Dir. Kevin Macdonald, 2003, UK, Drama/Documentary, 106 mins
Cast: Brendan Mackey, Nicholas Aaron
In 1985 two young mountaineers, Joe Simpson and Simon Yates, set off to climb the previously unscaled West face of Suila Grande, a remote and forbidding peak in the Peruvian Andes. After three arduous days, and not without some difficulty, the climbers reached the summit. But this was just the beginning, rather than the end, of the hardship the two would face both together and alone, on the mountain. As the men began the tricky 21,000-foot descent the weather deteriorated and Simpson fell and broke his leg. Despite Simpson's disastrous injury, Yates proceeded to lower him down the mountain in stages. Yet the situation turned from bad to catastrophic when Yates - blinded and deafened by the blizzard conditions - lowered Simpson over an ice cliff. Unsure of Simpson's plight, without enough strength to pull him back, or enough rope to lower him to safety, and all the time losing his own footing on the slope, Yates was faced with a terrible decision - to allow himself to be pulled over the edge along with Simpson, or to cut the rope which bound him to his partner. Breaking a great mountaineering taboo, Yates cut the rope. The following morning Yates passed a crevasse into which he believed Simpson had fallen to his death, and returned to base camp where he broke the news to Richard Hawking, a friend who had agreed to wait for their return. But Simpson had survived the fall - landing on a ledge within the crevasse. Over the following three and a half days, in great pain and without food and water, Simpson made a miraculous lone descent of the mountain.

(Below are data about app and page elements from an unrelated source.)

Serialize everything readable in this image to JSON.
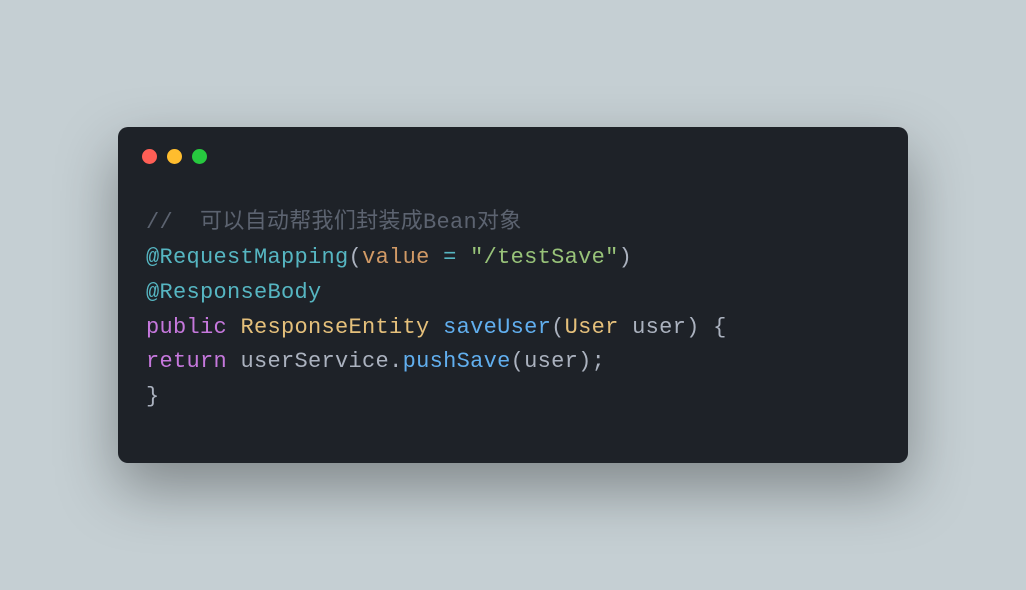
{
  "code": {
    "comment_prefix": "//  ",
    "comment_text": "可以自动帮我们封装成Bean对象",
    "line2": {
      "annotation": "@RequestMapping",
      "open": "(",
      "param": "value",
      "equals": " = ",
      "string": "\"/testSave\"",
      "close": ")"
    },
    "line3": {
      "annotation": "@ResponseBody"
    },
    "line4": {
      "keyword": "public",
      "return_type": " ResponseEntity ",
      "method": "saveUser",
      "open": "(",
      "param_type": "User",
      "param_name": " user",
      "close": ")",
      "brace": " {"
    },
    "line5": {
      "keyword": "return",
      "space": " ",
      "object": "userService",
      "dot": ".",
      "method": "pushSave",
      "open": "(",
      "arg": "user",
      "close": ")",
      "semicolon": ";"
    },
    "line6": {
      "brace": "}"
    }
  }
}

Directed by Kevin Macdonald (based on the memoir of Joe Simpson) Touching The Void is an incredible and often moving account of adventure and survival. Whilst Macdonald's earlier Oscar winning documentary One Day in September brilliantly recreated the media circus which surrounded the kidnapping and tragic killing of a group of Israeli athletes during the 1972 Munich Olympics, his new film tells a very different story, of one man's personal and isolated struggle for life. In keeping with Simpson's elemental experience, Macdonald's film is pared down to the essentials - the mountain, the testimony of Simpson, Yates and Hawking, and well-judged dramatic re-constructions of the key moments in their story.
Filmed on location in Peru and the Alps, Touching The Void opens with aerial establishing shots of the Andes, director of photography Mike Eley conveying both the beauty and loneliness of the vast mountain landscape. In this way we are made to understand the scale of Simpson's feat of survival right at the outset. Simpson has stated that one of his strongest driving forces during his descent Suila Grande was the very human need to tell someone about his ordeal - his great irritation over those days being that he would die without doing so. Having survived it is perhaps not surprising that Simpson felt compelled to relate his lonely experience in a book, and now with the film, he again tells his story. Indeed Macdonald was initially concerned that the fact that Simpson, and also Yates, had spoken and written of their experiences so many times over the last eighteen years might make for flat and unemotional accounts. Macdonald needn't have worried, as the resulting interviews (which provide the backbone of the film) are compelling and full of fascinating revelations. With incredible honesty, Yates speaks of how he considered inventing a more self-gratifying story to tell people about what happened on the mountain. And Simpson's own accounts, of the excruciating pain of being lowered down the mountain with a broken leg, of the breathtaking horror of finding himself entombed in a seemingly inescapable crevasse, and of his escalating delirium as he stumbled and dragged himself down the mountain, have you on the edge of your seat. Despite the deadly serious nature of his story, the undeniably tough-minded Simpson is not without humour - the startling Boney M sequence towards the end of the film, for example, is not to be missed.
Given that we know the outcome of Simpson's story from the beginning, Macdonald manages to maintain a great deal of tension - due in no small part to the sense of immediacy and danger created by the dramatic re-constructions. Having said this, it is the extraordinary interviews, which give Touching The Void its real power. As producer John Smithson has remarked: "It's an epic story and it's about much more than simply mountaineering. It's all about the human spirit: it's simple and powerful."